Transit: The Federal Gas Tax will provide an additional $167 million, which Tory said “essentially doubles the gas tax funding this year, and will help us with our transit priorities.”

New rental housing: The Rental Construction Financing Initiative is getting a $10 billion expansion over nine years, which will be providing cities with low-cost loans to construct new rental housing.

First-time homebuyers benefits: The First-Time Home Buyer Incentive (FTHBI) will allow home buyers to reduce the amount of money they need for an insured mortgage. Through Canada Mortgage and Housing Corporation, the federal government will provide up to $1.25 billion over three years, beginning in the 2019-20 fiscal year, to eligible first-time homebuyers by sharing the cost of a mortgage. Those eligible would be first-time home buyers with household incomes under $120,000 annually.

Affordable housing: Mayor Tory also said that Toronto expects to receive its “fair share of $300 million for cities to help with retrofitting of affordable housing and social housing units.”

Toronto Atmospheric Fund: Established in 1991 to assist the City of Toronto in meeting its goal of reducing greenhouse gas (GHG) emissions, Toronto expects to receive $40 million for the Fund to continue with its work.

Tory said it’s encouraging to see a clear commitment in this budget to a new modernized national partnership with cities where more funding is coming directly to cities.

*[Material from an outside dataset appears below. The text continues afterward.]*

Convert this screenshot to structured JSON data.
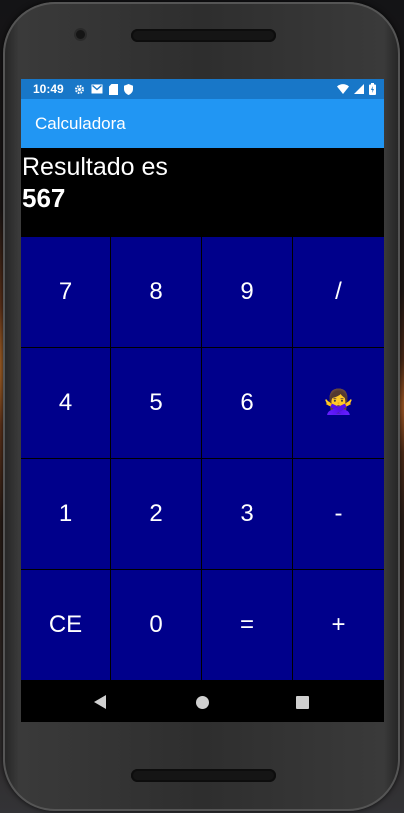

Through the investments in transit, housing, and affordability, I believe this budget represents some important steps forward in building up the strength of Toronto – Canada’s economic engine,” he said.

But Tory added that there was no response from the feds regarding the city’s repeated requests for assistance when it comes to newcomer arrivals and refugee/asylum claimants, which is outlined in the city budget as $45 million.

While the federal budget does not speak directly to this issue, it is something which continues to be under active discussion with the Government of Canada at a senior level as recently as today,” said Tory.

“These discussions on funding for housing for asylum claimants along with additional funding for anti-violence initiatives are ongoing and they continue to be positive and constructive with the government receptive to addressing these requests.”

Beyond the budget, the mayor said he plans to continue to also advocate for more transit investment, along with investment for housing and mental health and addiction treatment leading up to the 2019 federal election.